“The Narcissistic personality disorder is created in childhood by weak or ineffective parents who don’t create clear boundaries for the child.”
When my husband I were having our first child, I, ever studious and dutiful, signed us up for a parenting course with a psychologist who offered tips and strategy in the art of parenting. I recalled the line from the movie Parenthood, so eloquently spoken by a stoned Keanu Reeves,” You need a license to buy a dog, or drive a car. Hell, you even need a license to catch a fish, but they’ll let any butt-reaming asshole be a father.” While I didn’t think my husband and I would be butt-reaming assholes in our parenting styles, I did worry that we really had no training in the matter. I reasoned that we should probably consult an expert in lieu of this elusive non-existent parenting license.
The course consisted of basically explaining all the major personality disorders that adults can be diagnosed with, and then the psychologist explaining to us how not to saddle them upon our children. For example, if you don’t want your child to be a psychopath, don’t lock them in the closet for long periods of time.
But seriously, one thing that did really resonate with me was the idea of how the Narcissistic personality disorder is created in childhood by weak or ineffective parents who don’t create clear boundaries for the child. In other words, when the child is made to feel they are in charge, they are, in reality, given a great deal of insecurity. Because if mommy or daddy are not in charge, then I must be. Even if the power of this position may feel good on some level, deep down the child understands that this is an incorrect power structure.
The therapist noted, that a child who is in a parenting situation without discipline and parents who are in charge, will often gravitate in energy and even affection to an adult who demonstrates themselves to be in charge, because they feel safe to the child.
It is interesting to note a situation where I saw this principle in practice. I was teaching yoga to a group of preschoolers and there was one boy in particular who I knew often got away with hitting his mother and was not given any clear boundaries at home. He started acting up in my class. I very kindly but very strictly told him that it was not acceptable. This went on for several weeks, where I would calmly tell him no, or remove him from the class. For a few weeks, when I came in to teach, most of the children greeted me with a warm hug, except this boy who would beam me with a glaring stink eye.
But then one day, the most remarkable thing happened, when I came into the class to teach, he ran across the room to me embraced me with the biggest hug.

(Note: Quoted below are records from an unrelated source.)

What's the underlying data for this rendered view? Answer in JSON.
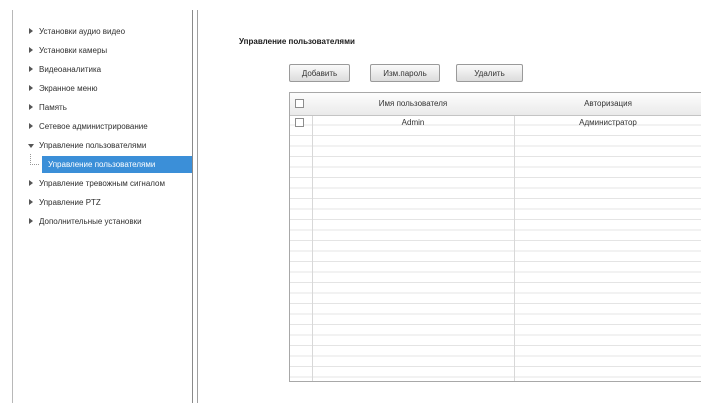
{
  "sidebar": {
    "items": [
      {
        "label": "Установки аудио видео"
      },
      {
        "label": "Установки камеры"
      },
      {
        "label": "Видеоаналитика"
      },
      {
        "label": "Экранное меню"
      },
      {
        "label": "Память"
      },
      {
        "label": "Сетевое администрирование"
      },
      {
        "label": "Управление пользователями"
      },
      {
        "label": "Управление пользователями"
      },
      {
        "label": "Управление тревожным сигналом"
      },
      {
        "label": "Управление PTZ"
      },
      {
        "label": "Дополнительные установки"
      }
    ]
  },
  "main": {
    "title": "Управление пользователями",
    "buttons": {
      "add": "Добавить",
      "change_password": "Изм.пароль",
      "delete": "Удалить"
    },
    "table": {
      "columns": [
        "Имя пользователя",
        "Авторизация"
      ],
      "rows": [
        {
          "name": "Admin",
          "authorization": "Администратор"
        }
      ]
    }
  }
}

From then on he was enthusiastic in yoga class always sitting in the front row. I had earned his respect, as well as made him feel safe. Sometimes, the best gift we can give our kids is the message that you are safe to be a child, because “I’ve got this”.